The Genetics of Health and Disease

Illustration of person pulling down a segment of DNA


Our researchers have long been trailblazers in genetics and genomics, making the largest private-institution contribution to the Human Genome Project; discovering the first oncogene and the first tumor suppressor gene; and continuing to make major discoveries. They are advancing knowledge on how genetic instructions are decoded and carried out; how those processes go awry to cause conditions ranging from autism and Alzheimer’s to multiple sclerosis and cancer; and how female and male biologies “read” genomes differently, leading to significant differences in health and disease.

When Robert Weinberg discovered the first oncogene and the first tumor suppressor gene, the field of genetics was still in its infancy. Today, genetics is a key to research on most medical and developmental conditions. And gene-based approaches—such CRISPR gene editing—are increasingly central to studies on the cause and treatment of many diseases. But major questions remain about how our genome—our biological instruction manual—actually functions. Our researchers are pursuing answers and offering powerful new ways of thinking about how our genome works.

For example, David Page, who is already renowned for discoveries on sex chromosomes, is doing trailblazing work in the field of sex-based differences in biology: seeking to understand why some diseases affect more women than men (and vice versa) and why disease symptoms are often strikingly different according to sex. His ambitious program of research aims to define the molecular-level differences between sexes and explain how they contribute to health and disease.
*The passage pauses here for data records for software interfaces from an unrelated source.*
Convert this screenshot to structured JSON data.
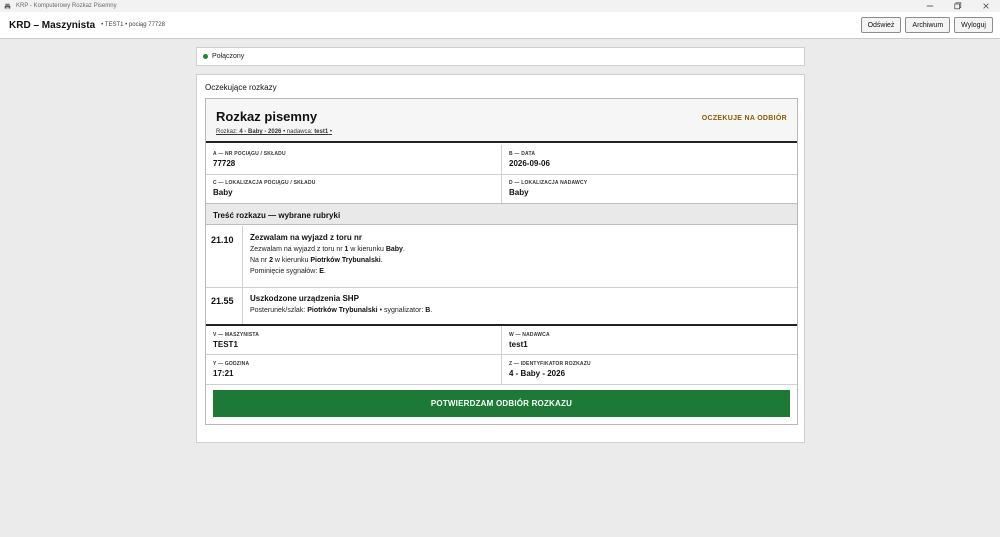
{
  "window": {
    "title": "KRP - Komputerowy Rozkaz Pisemny",
    "icon": "printer-icon",
    "controls": [
      "minimize-icon",
      "maximize-icon",
      "close-icon"
    ]
  },
  "header": {
    "app_name": "KRD – Maszynista",
    "session": "• TEST1 • pociąg 77728",
    "buttons": {
      "refresh": "Odśwież",
      "archive": "Archiwum",
      "logout": "Wyloguj"
    }
  },
  "status": {
    "text": "Połączony",
    "color": "#1a8a2e"
  },
  "panel": {
    "title": "Oczekujące rozkazy"
  },
  "order": {
    "title": "Rozkaz pisemny",
    "sub_prefix": "Rozkaz:",
    "sub_id": "4 - Baby - 2026",
    "sub_sender_prefix": "• nadawca:",
    "sub_sender": "test1",
    "sub_suffix": "•",
    "status": "OCZEKUJE NA ODBIÓR",
    "status_color": "#8a5a00",
    "fields_top": {
      "a_label": "A — NR POCIĄGU / SKŁADU",
      "a_value": "77728",
      "b_label": "B — DATA",
      "b_value": "2026-09-06",
      "c_label": "C — LOKALIZACJA POCIĄGU / SKŁADU",
      "c_value": "Baby",
      "d_label": "D — LOKALIZACJA NADAWCY",
      "d_value": "Baby"
    },
    "section_title": "Treść rozkazu — wybrane rubryki",
    "rubrics": [
      {
        "number": "21.10",
        "title": "Zezwalam na wyjazd z toru nr",
        "l1_a": "Zezwalam na wyjazd z toru nr ",
        "l1_b": "1",
        "l1_c": " w kierunku ",
        "l1_d": "Baby",
        "l1_e": ".",
        "l2_a": "Na nr ",
        "l2_b": "2",
        "l2_c": " w kierunku ",
        "l2_d": "Piotrków Trybunalski",
        "l2_e": ".",
        "l3_a": "Pominięcie sygnałów: ",
        "l3_b": "E",
        "l3_c": "."
      },
      {
        "number": "21.55",
        "title": "Uszkodzone urządzenia SHP",
        "l1_a": "Posterunek/szlak: ",
        "l1_b": "Piotrków Trybunalski",
        "l1_c": " • sygnalizator: ",
        "l1_d": "B",
        "l1_e": "."
      }
    ],
    "fields_bottom": {
      "v_label": "V — MASZYNISTA",
      "v_value": "TEST1",
      "w_label": "W — NADAWCA",
      "w_value": "test1",
      "y_label": "Y — GODZINA",
      "y_value": "17:21",
      "z_label": "Z — IDENTYFIKATOR ROZKAZU",
      "z_value": "4 - Baby - 2026"
    },
    "confirm_label": "POTWIERDZAM ODBIÓR ROZKAZU",
    "confirm_color": "#1c7a36"
  }
}
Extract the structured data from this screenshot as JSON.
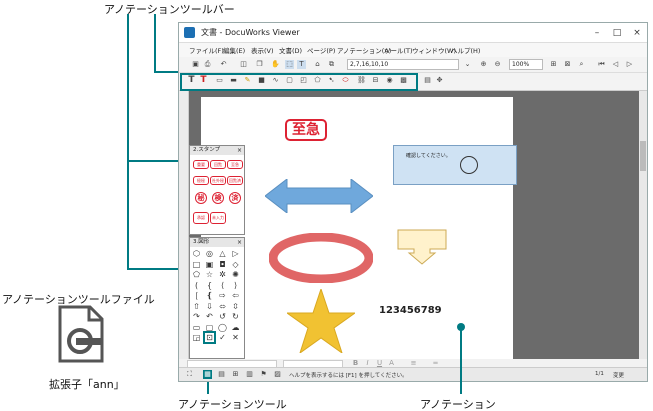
{
  "callouts": {
    "toolbar": "アノテーションツールバー",
    "file": "アノテーションツールファイル",
    "extension": "拡張子「ann」",
    "tool": "アノテーションツール",
    "annotation": "アノテーション"
  },
  "window": {
    "title": "文書 - DocuWorks Viewer",
    "menu": [
      "ファイル(F)",
      "編集(E)",
      "表示(V)",
      "文書(D)",
      "ページ(P)",
      "アノテーション(A)",
      "ツール(T)",
      "ウィンドウ(W)",
      "ヘルプ(H)"
    ],
    "page_field": "2,7,16,10,10",
    "zoom": "100%"
  },
  "palettes": {
    "stamp_title": "2.スタンプ",
    "shape_title": "3.図形",
    "stamps": [
      "重要",
      "回覧",
      "至急",
      "極秘",
      "社外秘",
      "回覧済",
      "検",
      "済"
    ],
    "stamp_tall": [
      "承認",
      "未入力"
    ]
  },
  "page_content": {
    "stamp_big": "至急",
    "note_text": "確認してください。",
    "number_text": "123456789"
  },
  "statusbar": {
    "help": "ヘルプを表示するには [F1] を押してください。",
    "page": "1/1",
    "mode": "変更"
  },
  "colors": {
    "accent": "#007b83",
    "arrow": "#6fa8dc",
    "ring": "#e06666",
    "star": "#f1c232",
    "note": "#cfe2f3"
  }
}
The work could change the practice of medicine, and it holds particular promise for improving health care for women.

Richard Young developed technology for mapping human genome regulatory circuitry and discovered the core regulatory circuitry of human embryonic stems cells. Today he is helping to pioneer the quickly developing field of phase-separated condensates, where cellular proteins form membrane-less droplets that may regulate gene expression. This new paradigm for how genes are transcribed offers a potentially powerful strategy for identifying therapeutic targets for cancer, Parkinson’s, and other diseases. Jonathan Weissman, who has created important tools for understanding how genetic instructions are translated into proteins, helped develop “CRISPR interference,” a method for precisely regulating gene expression that could underpin a new way to develop therapeutics. And Olivia Corradin is developing new ways to identify and assess the genetic risk factors and disease pathways associated with specific gene variants; a such study found, for example, that variants in the brain cells that produce myelin appear to contribute to multiple sclerosis, a fact which was previously unknown.

Learn more about our work on Genetics & Genomics—as well as related research in the realms of CancerInfectious Disease, Metabolism, Nervous System Development & Function, and Protein Form & Function.